But there is an unnatural feature in this area, a long narrow depressed area in the ravine side. Inspection shows no erosional explanation for it such as a minor seep of ground water or from drainage. Here is a closer view.

This is the path created by the footsteps of Clocker family members going to collect water over many decades of time. Constant usage gradually wore down the soil, allowing a sunken path to develop. Dating from the 17t century, it has survived for over 300 years, despite trees growing up along its edges. As at St. John’s, the ravine side location insured that it was never plowed away.

There is one other colonial pathway that you have probably seen but did not recognize. It is adjacent to the same site the yielded the child’s footprint in the brick- Van Sweringen’s. It exists along the river bank, opposite the Council Chamber and its kitchen, as can be seen here.

A closeup of the actual ravine is below. It is now heavily overgrown but in the past was relatively free of vegetation and very obvious, traces of a narrow path could be seen that twisted down to the beach. Again, there was no springhead or a major drainage area that could have created it.

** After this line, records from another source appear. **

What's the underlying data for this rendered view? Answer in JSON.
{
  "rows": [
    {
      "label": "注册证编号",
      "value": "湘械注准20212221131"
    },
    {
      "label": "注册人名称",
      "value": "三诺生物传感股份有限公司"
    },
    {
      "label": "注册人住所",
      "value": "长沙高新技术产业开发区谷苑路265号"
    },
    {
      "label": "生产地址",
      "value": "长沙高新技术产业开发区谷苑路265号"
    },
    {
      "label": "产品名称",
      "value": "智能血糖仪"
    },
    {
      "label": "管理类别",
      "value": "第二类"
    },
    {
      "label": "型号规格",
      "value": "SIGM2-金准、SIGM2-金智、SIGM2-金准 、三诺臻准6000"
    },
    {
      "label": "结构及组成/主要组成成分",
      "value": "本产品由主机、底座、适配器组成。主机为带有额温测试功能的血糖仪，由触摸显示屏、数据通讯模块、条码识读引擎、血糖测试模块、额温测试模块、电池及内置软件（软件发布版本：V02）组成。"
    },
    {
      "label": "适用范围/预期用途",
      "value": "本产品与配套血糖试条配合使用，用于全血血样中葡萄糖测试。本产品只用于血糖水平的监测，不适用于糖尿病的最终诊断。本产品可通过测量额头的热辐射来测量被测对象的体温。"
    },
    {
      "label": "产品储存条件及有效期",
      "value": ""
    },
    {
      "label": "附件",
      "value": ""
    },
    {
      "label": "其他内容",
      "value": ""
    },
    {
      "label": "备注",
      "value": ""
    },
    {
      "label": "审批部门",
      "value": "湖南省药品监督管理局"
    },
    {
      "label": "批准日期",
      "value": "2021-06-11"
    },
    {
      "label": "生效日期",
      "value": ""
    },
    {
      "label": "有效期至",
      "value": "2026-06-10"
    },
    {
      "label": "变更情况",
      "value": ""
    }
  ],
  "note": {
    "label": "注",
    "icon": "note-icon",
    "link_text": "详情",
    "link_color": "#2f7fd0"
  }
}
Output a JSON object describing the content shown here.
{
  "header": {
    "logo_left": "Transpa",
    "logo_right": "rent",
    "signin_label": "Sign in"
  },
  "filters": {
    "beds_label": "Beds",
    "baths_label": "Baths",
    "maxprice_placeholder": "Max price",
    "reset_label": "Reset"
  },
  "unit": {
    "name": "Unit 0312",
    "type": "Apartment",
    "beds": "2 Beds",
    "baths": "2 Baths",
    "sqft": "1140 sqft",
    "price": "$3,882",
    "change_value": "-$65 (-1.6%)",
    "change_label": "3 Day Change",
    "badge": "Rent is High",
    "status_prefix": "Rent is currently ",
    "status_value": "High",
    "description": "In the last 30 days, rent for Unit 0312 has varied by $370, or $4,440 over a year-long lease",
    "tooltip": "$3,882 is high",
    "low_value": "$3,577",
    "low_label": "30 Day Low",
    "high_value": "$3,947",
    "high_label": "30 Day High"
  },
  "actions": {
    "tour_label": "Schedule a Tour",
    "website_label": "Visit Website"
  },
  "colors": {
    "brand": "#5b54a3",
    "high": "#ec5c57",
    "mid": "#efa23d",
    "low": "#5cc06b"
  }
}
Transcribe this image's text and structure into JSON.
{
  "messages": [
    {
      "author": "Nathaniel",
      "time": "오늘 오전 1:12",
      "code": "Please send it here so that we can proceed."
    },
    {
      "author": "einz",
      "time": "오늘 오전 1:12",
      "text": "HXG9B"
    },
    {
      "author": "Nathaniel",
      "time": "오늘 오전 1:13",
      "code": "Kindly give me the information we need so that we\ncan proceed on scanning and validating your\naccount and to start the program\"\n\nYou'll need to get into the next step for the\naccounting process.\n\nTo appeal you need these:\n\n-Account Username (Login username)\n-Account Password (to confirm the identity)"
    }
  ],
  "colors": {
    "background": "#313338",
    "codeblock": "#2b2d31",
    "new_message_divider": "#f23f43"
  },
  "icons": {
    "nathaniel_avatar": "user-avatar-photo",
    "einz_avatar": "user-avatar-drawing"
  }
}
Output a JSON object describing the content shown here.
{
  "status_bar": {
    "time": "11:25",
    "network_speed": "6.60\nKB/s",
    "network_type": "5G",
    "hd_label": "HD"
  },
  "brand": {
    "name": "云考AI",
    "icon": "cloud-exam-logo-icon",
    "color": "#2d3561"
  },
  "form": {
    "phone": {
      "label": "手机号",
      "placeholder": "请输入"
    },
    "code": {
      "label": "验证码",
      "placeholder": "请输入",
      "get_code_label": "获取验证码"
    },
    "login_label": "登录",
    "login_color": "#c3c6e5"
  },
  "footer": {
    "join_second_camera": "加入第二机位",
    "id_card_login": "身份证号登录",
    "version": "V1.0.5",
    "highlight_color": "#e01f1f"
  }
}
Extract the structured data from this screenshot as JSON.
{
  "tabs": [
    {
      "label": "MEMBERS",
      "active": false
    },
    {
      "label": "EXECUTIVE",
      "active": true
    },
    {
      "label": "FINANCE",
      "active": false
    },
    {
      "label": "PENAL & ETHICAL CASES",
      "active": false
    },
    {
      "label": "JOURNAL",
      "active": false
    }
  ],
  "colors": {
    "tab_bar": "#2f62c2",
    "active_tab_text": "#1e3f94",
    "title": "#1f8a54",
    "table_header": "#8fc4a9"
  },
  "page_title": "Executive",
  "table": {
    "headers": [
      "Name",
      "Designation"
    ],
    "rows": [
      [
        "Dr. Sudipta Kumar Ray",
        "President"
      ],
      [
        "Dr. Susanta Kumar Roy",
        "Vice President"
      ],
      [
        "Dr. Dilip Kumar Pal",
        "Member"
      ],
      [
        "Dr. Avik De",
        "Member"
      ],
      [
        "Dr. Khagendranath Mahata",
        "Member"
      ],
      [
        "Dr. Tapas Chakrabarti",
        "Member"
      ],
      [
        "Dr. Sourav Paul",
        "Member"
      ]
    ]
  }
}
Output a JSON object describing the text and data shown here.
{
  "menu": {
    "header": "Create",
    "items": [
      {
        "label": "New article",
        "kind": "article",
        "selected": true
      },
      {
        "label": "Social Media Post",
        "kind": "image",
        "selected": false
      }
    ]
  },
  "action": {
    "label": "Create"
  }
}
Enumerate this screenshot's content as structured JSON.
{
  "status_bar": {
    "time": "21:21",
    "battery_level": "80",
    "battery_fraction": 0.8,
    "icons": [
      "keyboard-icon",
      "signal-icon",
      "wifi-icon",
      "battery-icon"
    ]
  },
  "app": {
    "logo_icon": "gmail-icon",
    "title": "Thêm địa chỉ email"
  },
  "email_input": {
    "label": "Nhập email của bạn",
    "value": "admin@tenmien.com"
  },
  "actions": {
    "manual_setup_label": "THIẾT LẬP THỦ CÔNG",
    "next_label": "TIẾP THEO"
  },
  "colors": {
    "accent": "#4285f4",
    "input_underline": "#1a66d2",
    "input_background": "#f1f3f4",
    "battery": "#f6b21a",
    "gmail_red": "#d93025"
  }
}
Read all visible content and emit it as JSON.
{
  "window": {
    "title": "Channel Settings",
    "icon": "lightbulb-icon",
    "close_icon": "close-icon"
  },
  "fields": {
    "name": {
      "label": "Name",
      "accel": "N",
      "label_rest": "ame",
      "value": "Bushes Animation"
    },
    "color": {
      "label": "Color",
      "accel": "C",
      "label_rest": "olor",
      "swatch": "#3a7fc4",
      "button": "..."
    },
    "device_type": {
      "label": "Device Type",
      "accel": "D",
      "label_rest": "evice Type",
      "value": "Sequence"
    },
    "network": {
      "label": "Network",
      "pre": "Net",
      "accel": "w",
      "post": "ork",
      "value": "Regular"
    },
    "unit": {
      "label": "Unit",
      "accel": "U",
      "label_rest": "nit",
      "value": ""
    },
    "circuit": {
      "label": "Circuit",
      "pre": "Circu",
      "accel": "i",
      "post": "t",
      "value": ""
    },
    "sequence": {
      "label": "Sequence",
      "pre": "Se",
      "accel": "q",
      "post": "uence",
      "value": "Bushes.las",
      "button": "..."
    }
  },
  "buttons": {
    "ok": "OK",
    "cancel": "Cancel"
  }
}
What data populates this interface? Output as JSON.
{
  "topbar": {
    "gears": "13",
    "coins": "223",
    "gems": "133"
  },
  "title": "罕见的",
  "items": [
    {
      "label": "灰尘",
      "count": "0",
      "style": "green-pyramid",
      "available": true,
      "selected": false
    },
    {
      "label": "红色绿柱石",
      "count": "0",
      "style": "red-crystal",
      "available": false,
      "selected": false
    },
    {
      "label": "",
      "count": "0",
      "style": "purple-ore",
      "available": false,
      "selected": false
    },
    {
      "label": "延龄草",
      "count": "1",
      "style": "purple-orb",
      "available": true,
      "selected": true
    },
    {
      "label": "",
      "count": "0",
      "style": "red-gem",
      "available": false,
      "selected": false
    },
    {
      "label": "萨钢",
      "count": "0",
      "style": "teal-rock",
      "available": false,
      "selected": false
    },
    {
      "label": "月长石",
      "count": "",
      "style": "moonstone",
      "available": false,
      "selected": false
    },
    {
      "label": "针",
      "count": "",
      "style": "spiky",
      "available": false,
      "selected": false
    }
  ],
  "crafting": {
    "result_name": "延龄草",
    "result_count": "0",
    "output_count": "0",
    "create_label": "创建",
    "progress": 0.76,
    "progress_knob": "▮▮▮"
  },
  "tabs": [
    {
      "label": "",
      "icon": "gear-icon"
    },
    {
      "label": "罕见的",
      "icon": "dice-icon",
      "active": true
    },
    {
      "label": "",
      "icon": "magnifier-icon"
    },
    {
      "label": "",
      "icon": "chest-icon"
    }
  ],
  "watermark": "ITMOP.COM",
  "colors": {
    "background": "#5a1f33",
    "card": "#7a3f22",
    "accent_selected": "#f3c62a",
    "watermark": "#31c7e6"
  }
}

Instead, this is the route indentured servants and probably enslaved Africans took over a span of about 70 years to access a spring at the base of the cliff. It is steeper today than it would have been in the late 1600s or early 1700s because erosion has destroyed some of the shoreline. Archaeological survey of the beach area found a cluster of 17th century bricks around the bottom of this pathway which probably formed a small box near the springhead in which to collect the fresh water. This was a smaller spring than the major one located on the shore near the Leonard Calvert House, but it had the advantage of being close to Van Sweringen’s. In any case, carrying buckets of water up that slope must have required considerable exertion and is unlikely to have been a popular job. I know this because in my youth, it was sometimes my task to carry buckets of water from my grandmother’s well, and that was hard work even though the walk was all over level ground. Today, this spring is offshore due to erosion and sea level rise.

So while the footprints of Maryland’s early citizens have vanished, by reading the landscape, they have left us evidence of their walkways in a few out of the way places. These subtle features of the colonial landscape are yet another part of St. Mary’s City’s past that has survived, if only we can train our eyes to see them.

On final word about the child’s footprint. I am often asked “What was the favorite artifact you have found?” There are several but one of the top ones must be this brick. It’s discovery was due to pure serendipity. If an excavator had not been put it face up and on the top of the rubble pile, if there had not been a hard rain the night before to wash it, if I had not been in the precisely right location and if the sun had not been at just the right angle, this unique artifact would probably never have been discovered. As much as any artifact I have ever found, this brick allowed me to connect with a long forgotten child who ran across a brick yard some summer day over 300 year ago at a place called St. Mary’s City, leaving the only enduring trace of their presence on the Earth. It still prompts me to wonder who the child was, their experiences in Maryland, and what happened to them? We will never know who they were but it is this ability to directly connect with people of the past which is one of the most profound and appealing aspects of the field of archaeology, and what makes it such a fascinating endeavor.

About the Author

Dr. Miller is a Historical Archaeologist who received a B. A. degree in Anthropology from the University of Arkansas. He subsequently received an M.A. and Ph.D. in Anthropology from Michigan State University with a specialization in historic sites archaeology. Dr. Miller began his time with HSMC in 1972 when he was hired as an archaeological excavator. Miller has spent much of his career exploring 17th-century sites and the conversion of those into public exhibits, both in galleries and as full reconstructions. In January 2020, Dr. Miller was awarded the J.C. Harrington Medal in Historical Archaeology in recognition of a lifetime of contributions to the field.